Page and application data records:
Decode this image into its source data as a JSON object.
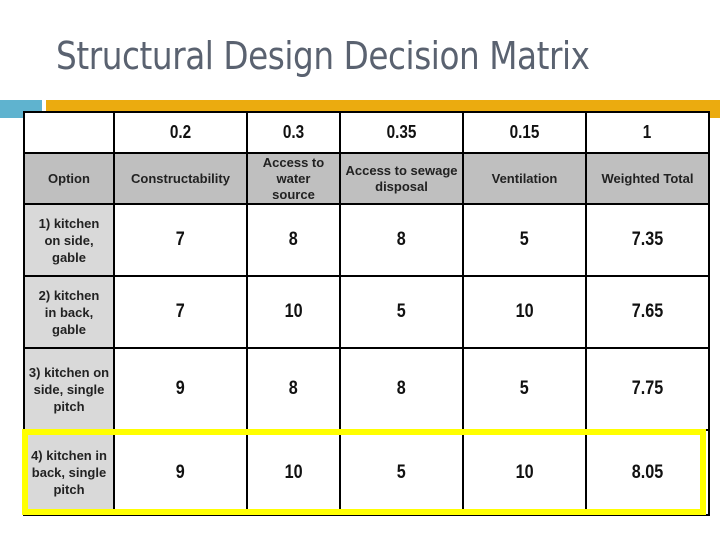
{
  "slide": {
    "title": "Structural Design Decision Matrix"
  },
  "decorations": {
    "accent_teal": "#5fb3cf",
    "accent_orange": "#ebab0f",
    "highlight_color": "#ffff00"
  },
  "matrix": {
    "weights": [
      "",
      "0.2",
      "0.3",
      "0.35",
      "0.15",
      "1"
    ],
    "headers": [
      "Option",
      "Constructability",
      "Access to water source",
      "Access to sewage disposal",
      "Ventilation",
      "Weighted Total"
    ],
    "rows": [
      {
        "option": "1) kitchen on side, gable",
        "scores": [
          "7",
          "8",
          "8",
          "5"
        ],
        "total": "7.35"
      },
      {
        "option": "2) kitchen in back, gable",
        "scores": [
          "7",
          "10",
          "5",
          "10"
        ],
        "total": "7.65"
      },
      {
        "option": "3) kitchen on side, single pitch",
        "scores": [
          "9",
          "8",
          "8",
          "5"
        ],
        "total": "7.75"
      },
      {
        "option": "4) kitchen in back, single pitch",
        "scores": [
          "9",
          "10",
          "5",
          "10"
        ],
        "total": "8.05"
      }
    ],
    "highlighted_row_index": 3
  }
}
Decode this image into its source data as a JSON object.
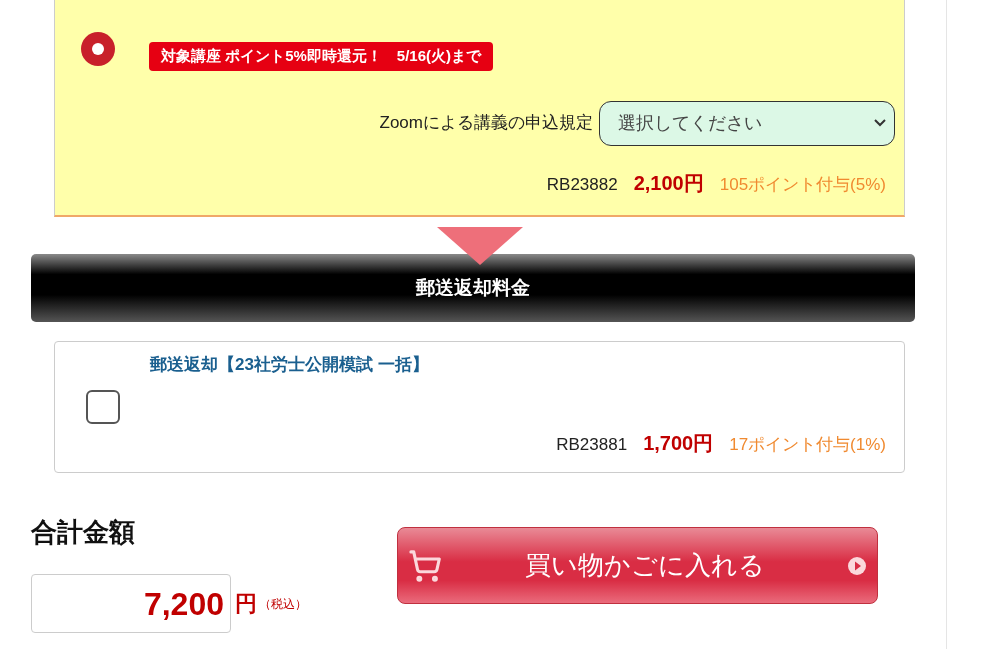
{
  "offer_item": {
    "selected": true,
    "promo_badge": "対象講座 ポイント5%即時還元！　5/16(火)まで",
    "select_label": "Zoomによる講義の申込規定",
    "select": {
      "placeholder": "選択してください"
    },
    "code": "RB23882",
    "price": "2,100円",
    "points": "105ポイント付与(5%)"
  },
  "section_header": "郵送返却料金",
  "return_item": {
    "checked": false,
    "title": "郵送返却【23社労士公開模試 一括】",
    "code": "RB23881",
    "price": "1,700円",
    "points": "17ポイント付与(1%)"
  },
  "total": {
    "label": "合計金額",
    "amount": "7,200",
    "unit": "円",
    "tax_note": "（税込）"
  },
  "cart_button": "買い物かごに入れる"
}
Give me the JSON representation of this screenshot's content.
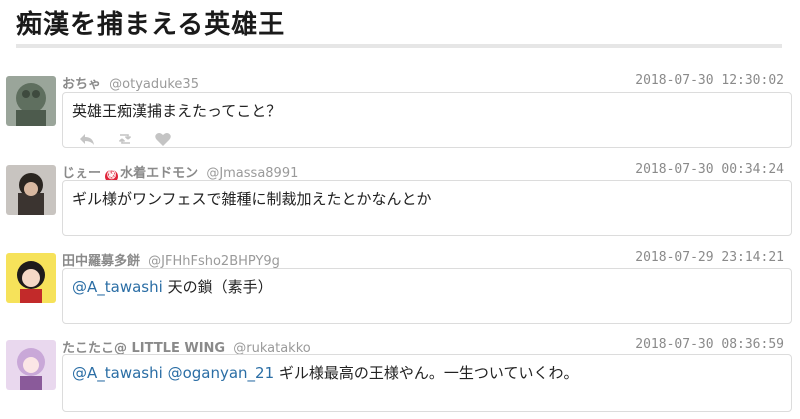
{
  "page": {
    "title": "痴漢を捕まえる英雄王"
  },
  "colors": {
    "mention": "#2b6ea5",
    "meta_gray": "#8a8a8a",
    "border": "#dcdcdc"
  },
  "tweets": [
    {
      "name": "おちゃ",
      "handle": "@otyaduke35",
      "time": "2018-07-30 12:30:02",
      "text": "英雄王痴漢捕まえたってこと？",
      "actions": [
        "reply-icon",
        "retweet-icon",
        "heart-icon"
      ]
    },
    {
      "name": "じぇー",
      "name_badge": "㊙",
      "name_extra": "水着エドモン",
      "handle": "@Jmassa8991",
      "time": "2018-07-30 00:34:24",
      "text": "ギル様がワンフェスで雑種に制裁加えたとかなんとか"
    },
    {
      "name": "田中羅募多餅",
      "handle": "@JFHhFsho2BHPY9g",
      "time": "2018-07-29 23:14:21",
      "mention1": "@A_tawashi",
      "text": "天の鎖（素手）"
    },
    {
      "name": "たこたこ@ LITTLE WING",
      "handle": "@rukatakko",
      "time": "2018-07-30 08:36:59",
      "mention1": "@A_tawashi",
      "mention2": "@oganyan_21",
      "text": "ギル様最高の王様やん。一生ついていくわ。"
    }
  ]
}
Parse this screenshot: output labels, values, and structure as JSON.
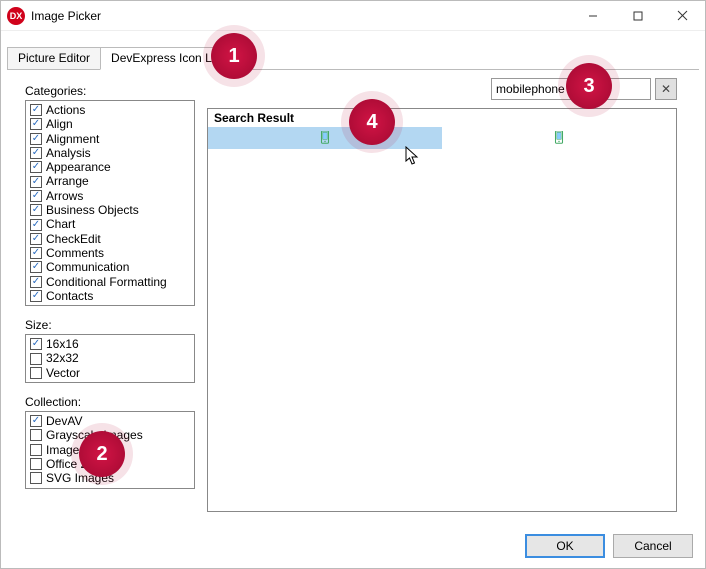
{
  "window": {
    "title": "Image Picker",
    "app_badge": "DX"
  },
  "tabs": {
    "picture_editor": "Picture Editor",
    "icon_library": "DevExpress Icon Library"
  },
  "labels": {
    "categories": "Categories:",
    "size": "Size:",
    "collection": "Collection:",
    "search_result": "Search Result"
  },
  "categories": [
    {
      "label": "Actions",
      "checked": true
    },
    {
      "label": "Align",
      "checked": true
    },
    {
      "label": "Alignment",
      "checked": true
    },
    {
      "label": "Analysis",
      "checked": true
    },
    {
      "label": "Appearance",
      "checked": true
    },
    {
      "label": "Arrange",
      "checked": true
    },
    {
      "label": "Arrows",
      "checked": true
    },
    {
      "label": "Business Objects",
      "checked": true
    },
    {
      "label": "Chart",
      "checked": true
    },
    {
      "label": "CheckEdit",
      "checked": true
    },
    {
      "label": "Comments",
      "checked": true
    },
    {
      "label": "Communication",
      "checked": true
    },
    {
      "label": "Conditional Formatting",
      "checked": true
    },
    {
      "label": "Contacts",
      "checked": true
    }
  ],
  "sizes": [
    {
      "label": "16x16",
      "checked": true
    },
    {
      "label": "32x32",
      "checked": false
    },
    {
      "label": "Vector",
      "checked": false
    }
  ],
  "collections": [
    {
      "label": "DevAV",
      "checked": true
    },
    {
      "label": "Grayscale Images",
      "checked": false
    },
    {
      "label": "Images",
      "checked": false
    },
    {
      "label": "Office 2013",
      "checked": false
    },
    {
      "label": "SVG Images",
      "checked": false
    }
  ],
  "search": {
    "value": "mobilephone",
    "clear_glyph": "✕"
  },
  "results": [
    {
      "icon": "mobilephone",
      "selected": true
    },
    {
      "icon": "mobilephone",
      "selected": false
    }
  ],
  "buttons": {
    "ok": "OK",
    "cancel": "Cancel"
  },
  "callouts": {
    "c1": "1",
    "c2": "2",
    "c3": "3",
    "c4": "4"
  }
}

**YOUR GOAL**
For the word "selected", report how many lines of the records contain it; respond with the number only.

**TASK RESULT**
3